En EspaŅol

Q. Who is Mr. Smarty Plants?

A: There are those who suspect Wildflower Center volunteers are the culpable and capable culprits. Yet, others think staff members play some, albeit small, role. You can torture us with your plant questions, but we will never reveal the Green Guru's secret identity.

Help us grow by giving to the Plant Database Fund or by becoming a member

Did you know you can access the Native Plant Information Network with your web-enabled smartphone?

Share

Ask Mr. Smarty Plants

Ask Mr. Smarty Plants is a free service provided by the staff and volunteers at the Lady Bird Johnson Wildflower Center.

Search Smarty Plants
    
 
See a list of all Smarty Plants questions
Can't find the answer in our existing FAQs, submit a question to Mr. Smarty Plants.
Need help with plant identification, visit the plant identification page.
 
rate this answer
Not Yet Rated

Thursday - February 04, 2010

From: Redhill, England
Region: Other
Topic: Wildflowers
Title: Date for visitor from England to see bluebonnets
Answered by: Barbara Medford

QUESTION:

Hi there I live in England, and I'm planning a trip to Texas to photograph the wildflowers around Austin and the hill country.
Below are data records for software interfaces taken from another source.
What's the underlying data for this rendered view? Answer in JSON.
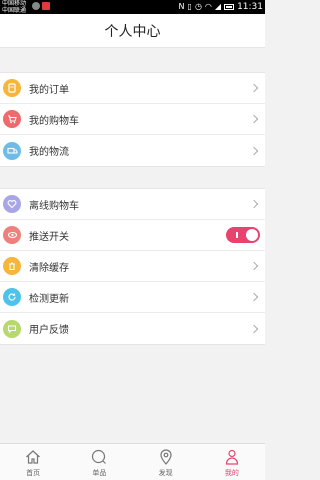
{
  "status": {
    "carrier1": "中国移动",
    "carrier2": "中国联通",
    "time": "11:31"
  },
  "header": {
    "title": "个人中心"
  },
  "groups": [
    {
      "items": [
        {
          "label": "我的订单",
          "icon": "order-icon",
          "color": "#f6b53b"
        },
        {
          "label": "我的购物车",
          "icon": "cart-icon",
          "color": "#ef6a6a"
        },
        {
          "label": "我的物流",
          "icon": "truck-icon",
          "color": "#6bbde8"
        }
      ]
    },
    {
      "items": [
        {
          "label": "离线购物车",
          "icon": "heart-icon",
          "color": "#a9a6e8"
        },
        {
          "label": "推送开关",
          "icon": "eye-icon",
          "color": "#f0807c",
          "toggle": true,
          "toggle_on": true
        },
        {
          "label": "清除缓存",
          "icon": "trash-icon",
          "color": "#f6b53b"
        },
        {
          "label": "检测更新",
          "icon": "refresh-icon",
          "color": "#4ec3ea"
        },
        {
          "label": "用户反馈",
          "icon": "chat-icon",
          "color": "#b7d86b"
        }
      ]
    }
  ],
  "tabbar": {
    "active": 3,
    "accent": "#e8436f",
    "items": [
      {
        "label": "首页",
        "icon": "home-icon"
      },
      {
        "label": "单品",
        "icon": "search-icon"
      },
      {
        "label": "发现",
        "icon": "location-icon"
      },
      {
        "label": "我的",
        "icon": "user-icon"
      }
    ]
  }
}
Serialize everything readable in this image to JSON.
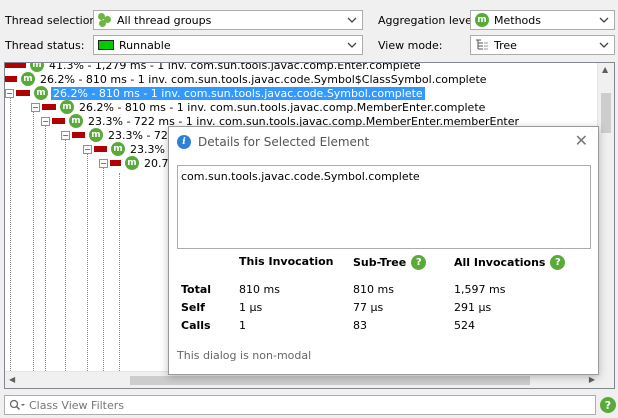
{
  "toolbar": {
    "thread_selection_label": "Thread selection:",
    "thread_selection_value": "All thread groups",
    "thread_status_label": "Thread status:",
    "thread_status_value": "Runnable",
    "aggregation_label": "Aggregation level:",
    "aggregation_value": "Methods",
    "view_mode_label": "View mode:",
    "view_mode_value": "Tree"
  },
  "tree": {
    "rows": [
      {
        "text": "41.3% - 1,279 ms - 1 inv. com.sun.tools.javac.comp.Enter.complete",
        "bar_pct": 41.3
      },
      {
        "text": "26.2% - 810 ms - 1 inv. com.sun.tools.javac.code.Symbol$ClassSymbol.complete",
        "bar_pct": 26.2
      },
      {
        "text": "26.2% - 810 ms - 1 inv. com.sun.tools.javac.code.Symbol.complete",
        "bar_pct": 26.2,
        "selected": true
      },
      {
        "text": "26.2% - 810 ms - 1 inv. com.sun.tools.javac.comp.MemberEnter.complete",
        "bar_pct": 26.2
      },
      {
        "text": "23.3% - 722 ms - 1 inv. com.sun.tools.javac.comp.MemberEnter.memberEnter",
        "bar_pct": 23.3
      },
      {
        "text": "23.3% - 722",
        "bar_pct": 23.3
      },
      {
        "text": "23.3% -",
        "bar_pct": 23.3
      },
      {
        "text": "20.7",
        "bar_pct": 20.7
      }
    ]
  },
  "filter": {
    "placeholder": "Class View Filters",
    "help": "?"
  },
  "dialog": {
    "title": "Details for Selected Element",
    "close": "✕",
    "selected_text": "com.sun.tools.javac.code.Symbol.complete",
    "columns": [
      "This Invocation",
      "Sub-Tree",
      "All Invocations"
    ],
    "rows": [
      {
        "label": "Total",
        "values": [
          "810 ms",
          "810 ms",
          "1,597 ms"
        ]
      },
      {
        "label": "Self",
        "values": [
          "1 µs",
          "77 µs",
          "291 µs"
        ]
      },
      {
        "label": "Calls",
        "values": [
          "1",
          "83",
          "524"
        ]
      }
    ],
    "help": "?",
    "footer": "This dialog is non-modal"
  },
  "icons": {
    "method_glyph": "m"
  },
  "colors": {
    "selection": "#3399ff",
    "bar": "#b00000",
    "runnable": "#00cc00",
    "method_icon": "#5aaa3a"
  }
}
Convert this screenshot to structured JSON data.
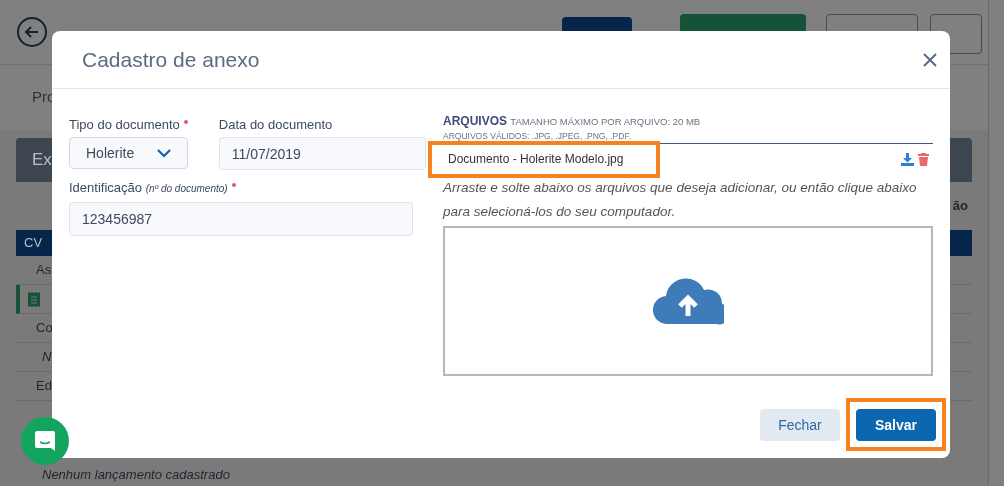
{
  "background": {
    "tab_fragment": "Pro",
    "card_fragment": "Ex",
    "table": {
      "header_fragment": "CV",
      "column_fragment": "ão",
      "rows": [
        {
          "kind": "text",
          "text": "As"
        },
        {
          "kind": "icon"
        },
        {
          "kind": "text",
          "text": "Co"
        },
        {
          "kind": "italic",
          "text": "N"
        },
        {
          "kind": "text",
          "text": "Ed"
        }
      ],
      "empty_text": "Nenhum lançamento cadastrado"
    }
  },
  "modal": {
    "title": "Cadastro de anexo",
    "doc_type": {
      "label": "Tipo do documento",
      "required": true,
      "value": "Holerite"
    },
    "doc_date": {
      "label": "Data do documento",
      "value": "11/07/2019"
    },
    "identification": {
      "label": "Identificação",
      "hint": "(nº do documento)",
      "required": true,
      "value": "123456987"
    },
    "files": {
      "title": "ARQUIVOS",
      "max_size": "TAMANHO MÁXIMO POR ARQUIVO: 20 MB",
      "valid_types": "ARQUIVOS VÁLIDOS: .JPG, .JPEG, .PNG, .PDF.",
      "items": [
        {
          "name": "Documento - Holerite Modelo.jpg",
          "highlighted": true
        }
      ],
      "instructions": "Arraste e solte abaixo os arquivos que deseja adicionar, ou então clique abaixo para selecioná-los do seu computador."
    },
    "buttons": [
      {
        "label": "Fechar",
        "kind": "secondary",
        "highlighted": false
      },
      {
        "label": "Salvar",
        "kind": "primary",
        "highlighted": true
      }
    ]
  }
}
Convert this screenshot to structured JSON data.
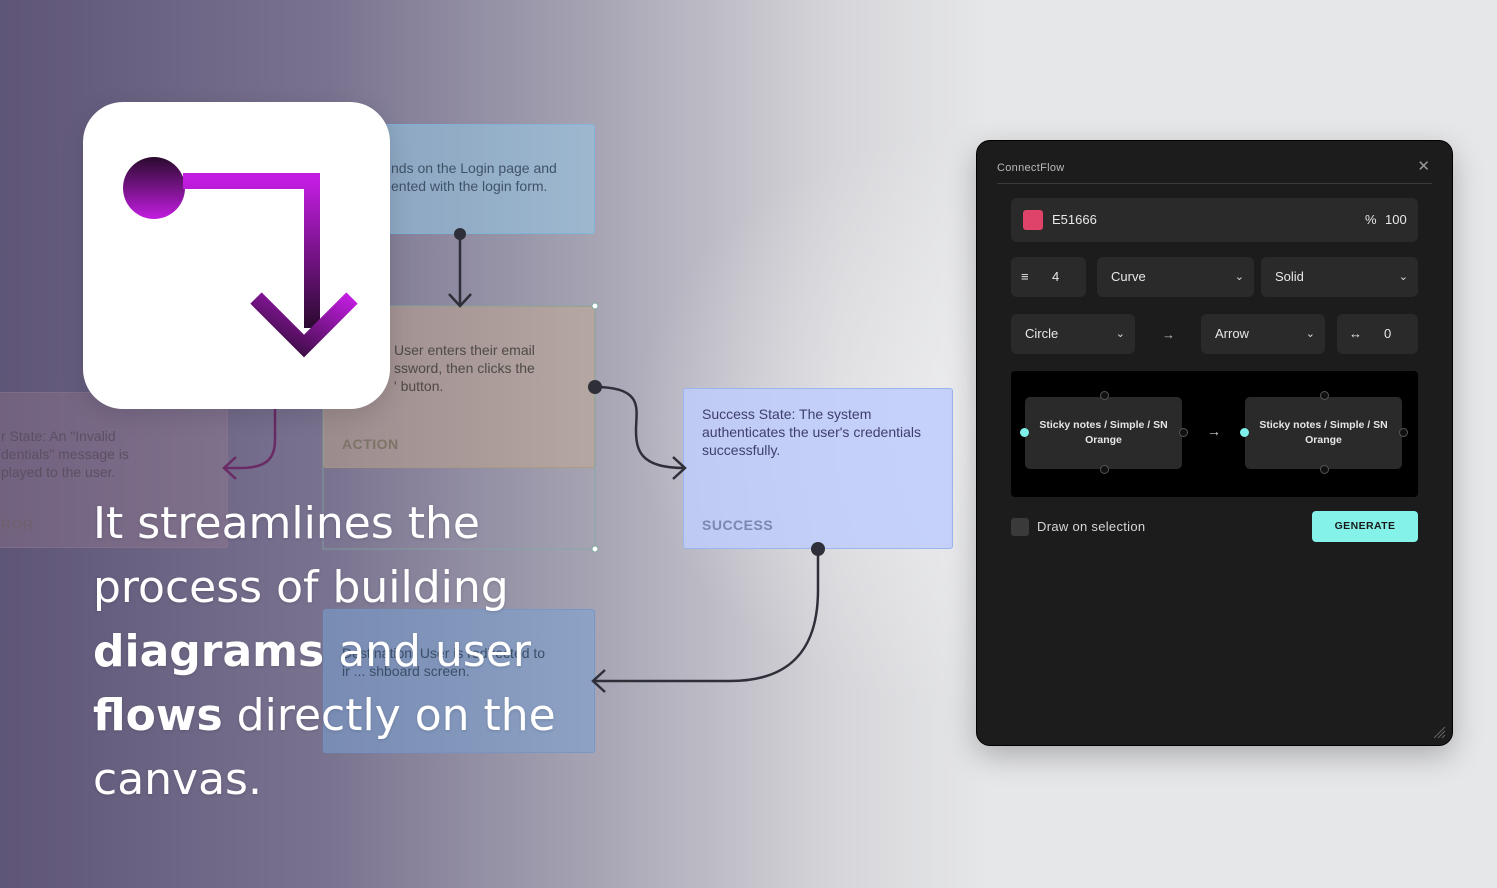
{
  "canvas": {
    "cards": {
      "login": {
        "text": "nds on the Login page and\nented with the login form."
      },
      "action": {
        "text": "User enters their email\nssword, then clicks the\n' button.",
        "tag": "ACTION"
      },
      "error": {
        "text": "r State: An \"Invalid\ndentials\" message is\nplayed to the user.",
        "tag": "ROR"
      },
      "success": {
        "text": "Success State: The system authenticates the user's credentials successfully.",
        "tag": "SUCCESS"
      },
      "destination": {
        "text": "Destination: User is redirected to\nir ... shboard screen."
      }
    }
  },
  "tagline": {
    "part1": "It streamlines the process of building ",
    "bold1": "diagrams",
    "part2": " and user ",
    "bold2": "flows",
    "part3": " directly on the canvas."
  },
  "panel": {
    "title": "ConnectFlow",
    "close_icon": "close-icon",
    "color": {
      "hex_label": "E51666",
      "swatch": "#E0436A",
      "opacity_symbol": "%",
      "opacity": "100"
    },
    "stroke": {
      "icon": "≡",
      "width": "4"
    },
    "path_type": {
      "selected": "Curve"
    },
    "line_style": {
      "selected": "Solid"
    },
    "start_cap": {
      "selected": "Circle"
    },
    "cap_arrow": "→",
    "end_cap": {
      "selected": "Arrow"
    },
    "offset": {
      "icon": "↔",
      "value": "0"
    },
    "preview": {
      "left_node": "Sticky notes / Simple / SN Orange",
      "arrow": "→",
      "right_node": "Sticky notes / Simple / SN Orange"
    },
    "draw_on_selection_label": "Draw on selection",
    "generate_label": "GENERATE"
  },
  "colors": {
    "accent": "#85F2EA",
    "logo_start": "#C21DE0",
    "logo_end": "#2A0A2E"
  }
}
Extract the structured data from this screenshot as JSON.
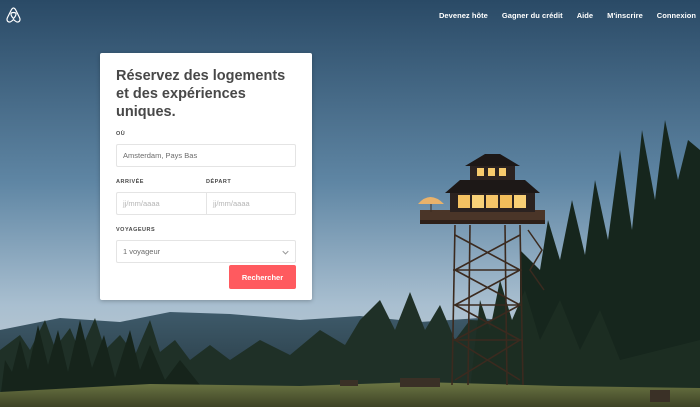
{
  "nav": {
    "links": [
      "Devenez hôte",
      "Gagner du crédit",
      "Aide",
      "M'inscrire",
      "Connexion"
    ]
  },
  "search_card": {
    "headline": "Réservez des logements et des expériences uniques.",
    "where": {
      "label": "OÙ",
      "value": "Amsterdam, Pays Bas"
    },
    "checkin": {
      "label": "ARRIVÉE",
      "placeholder": "jj/mm/aaaa"
    },
    "checkout": {
      "label": "DÉPART",
      "placeholder": "jj/mm/aaaa"
    },
    "guests": {
      "label": "VOYAGEURS",
      "value": "1 voyageur"
    },
    "submit_label": "Rechercher"
  },
  "colors": {
    "brand": "#ff5a5f",
    "nav_text": "#ffffff"
  }
}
I especially want to photograph bluebonnets. I can be in Texas either 29 March-3 April, or 7-12 April. Any idea which would be my best bet? Many thanks!

ANSWER:

Either of those dates should be fine.  Quoting from an earlier answer:

"Early April is very consistently the height of the flowering season for Lupinus texensis (Texas bluebonnet) in Central Texas.  Weather conditions can vary the season by just a few days either way, but not enough to really notice.  Weather plays a greater role in the development of any year's Bluebonnet crop.  In general, good fall rains improve the show for the following season.  However, other variables such as germination rate, competing winter grasses, etc, also affect the flower crop.

So far this year (keeping our fingers crossed) the crop for spring of 2010 looks very promising." 

We are having good rains for the first time in at least two years, and hope you will be able to schedule a visit to the Lady Bird Johnson Wildflower Center in Austin on your tour. 


Lupinus texensis

Lupinus texensis

Lupinus texensis

 

 

More Wildflowers Questions

Survival of wildflowers after Hurricane Irene in Perkasie PA
September 03, 2011 - Mr. Smarty Plants, We have (had) a beautiful row of wildflowers and sunflowers along the one side of our house. Now that Hurricane Irene has passed, most of the flowers are matted down from the wind...
view the full question and answer

Drought and pollution resistant flowers for Rock Falls, IL
February 08, 2009 - I am looking for hearty flowers for our city planters that are both resistant to drought and auto emissions. We are located in northern Illinois. Planting is done in May.
view the full question and answer

Toadflax and Baby Blue Eyes occurring naturally in Texas
March 29, 2007 - Does Toadflax/Spurred Snapdragon occur naturally in Texas? My daughter found what I think is it in a field in Keller, TX, but I'm wondering if it is cultivated. The field is full of a variety of fl...
view the full question and answer

Late Blooming Wildflowers for Round Rock
August 06, 2014 - I thought this would be a previously answered question but found nothing in the data base. My question is: in Central Texas what can be grown for some color or interest in a wildflower area when the w...
view the full question and answer

Lupinus perennis Poisonous to Dogs?
April 14, 2013 - I have heard that some lupine varieties are quite poisonous to dogs, others are not. Do you know if it's safe for my dogs if I plant and encourage Lupinus perennis in my NH meadow?
view the full question and answer

Smarty Plants's Facebook profile Support the Wildflower Center by Donating Online or Becoming a Member today.

Mr. Smarty Plants wants you to be his Facebook friend. Click the Facebook icon to add yourself to Mr. Smarty Plants list of friends.
E-NEWSLETTER | BECOME A MEMBER | DONATE NOW | MEDIA | SITEMAP
© 2014 Lady Bird Johnson Wildflower Center